↓↓↓

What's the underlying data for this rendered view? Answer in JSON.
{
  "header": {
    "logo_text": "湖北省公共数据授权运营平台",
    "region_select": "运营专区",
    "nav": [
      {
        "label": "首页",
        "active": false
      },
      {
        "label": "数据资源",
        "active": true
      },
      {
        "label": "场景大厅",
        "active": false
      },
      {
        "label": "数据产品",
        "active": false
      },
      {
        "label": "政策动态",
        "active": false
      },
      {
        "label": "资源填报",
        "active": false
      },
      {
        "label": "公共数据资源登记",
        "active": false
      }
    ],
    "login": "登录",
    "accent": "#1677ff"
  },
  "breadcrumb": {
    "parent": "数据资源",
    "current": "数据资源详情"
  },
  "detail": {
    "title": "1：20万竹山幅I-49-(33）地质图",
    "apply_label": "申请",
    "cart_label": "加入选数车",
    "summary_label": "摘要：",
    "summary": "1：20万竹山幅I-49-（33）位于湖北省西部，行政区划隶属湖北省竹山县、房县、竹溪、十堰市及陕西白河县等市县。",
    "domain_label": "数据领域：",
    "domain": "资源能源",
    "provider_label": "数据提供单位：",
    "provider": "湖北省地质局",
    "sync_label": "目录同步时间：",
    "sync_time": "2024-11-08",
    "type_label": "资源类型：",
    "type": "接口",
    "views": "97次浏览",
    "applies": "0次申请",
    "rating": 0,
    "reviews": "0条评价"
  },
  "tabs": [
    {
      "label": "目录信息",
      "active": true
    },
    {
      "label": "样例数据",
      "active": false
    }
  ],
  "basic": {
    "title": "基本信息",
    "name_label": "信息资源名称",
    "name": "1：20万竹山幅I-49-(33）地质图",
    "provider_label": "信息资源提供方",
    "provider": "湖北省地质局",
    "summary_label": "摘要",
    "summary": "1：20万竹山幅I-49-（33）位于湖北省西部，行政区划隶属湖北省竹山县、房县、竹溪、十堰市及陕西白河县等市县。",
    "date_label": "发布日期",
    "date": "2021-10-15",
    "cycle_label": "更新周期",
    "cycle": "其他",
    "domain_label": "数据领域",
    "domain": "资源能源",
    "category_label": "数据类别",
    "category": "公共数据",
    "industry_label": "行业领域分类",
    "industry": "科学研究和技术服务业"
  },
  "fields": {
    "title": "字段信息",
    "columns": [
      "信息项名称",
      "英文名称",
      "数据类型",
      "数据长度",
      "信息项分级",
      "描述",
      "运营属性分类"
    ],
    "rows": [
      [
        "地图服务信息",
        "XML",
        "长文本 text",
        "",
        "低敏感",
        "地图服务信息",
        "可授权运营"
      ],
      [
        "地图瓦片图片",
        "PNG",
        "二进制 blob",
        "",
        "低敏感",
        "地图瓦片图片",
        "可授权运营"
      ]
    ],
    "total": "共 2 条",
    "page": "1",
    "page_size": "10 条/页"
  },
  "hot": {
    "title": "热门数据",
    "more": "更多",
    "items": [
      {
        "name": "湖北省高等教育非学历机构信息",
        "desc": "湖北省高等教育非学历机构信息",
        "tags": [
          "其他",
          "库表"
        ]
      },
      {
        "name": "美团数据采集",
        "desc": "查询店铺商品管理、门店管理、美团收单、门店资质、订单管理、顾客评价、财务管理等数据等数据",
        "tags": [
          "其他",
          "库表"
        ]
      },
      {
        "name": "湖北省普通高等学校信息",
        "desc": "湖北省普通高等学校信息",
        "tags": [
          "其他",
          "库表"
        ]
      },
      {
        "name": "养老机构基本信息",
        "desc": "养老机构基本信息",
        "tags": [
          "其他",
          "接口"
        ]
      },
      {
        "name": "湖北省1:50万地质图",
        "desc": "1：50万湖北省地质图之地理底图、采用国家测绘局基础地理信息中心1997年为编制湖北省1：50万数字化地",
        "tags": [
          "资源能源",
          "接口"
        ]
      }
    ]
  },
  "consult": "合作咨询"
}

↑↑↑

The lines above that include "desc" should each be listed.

        "desc": "湖北省高等教育非学历机构信息",
        "desc": "查询店铺商品管理、门店管理、美团收单、门店资质、订单管理、顾客评价、财务管理等数据等数据",
        "desc": "湖北省普通高等学校信息",
        "desc": "养老机构基本信息",
        "desc": "1：50万湖北省地质图之地理底图、采用国家测绘局基础地理信息中心1997年为编制湖北省1：50万数字化地",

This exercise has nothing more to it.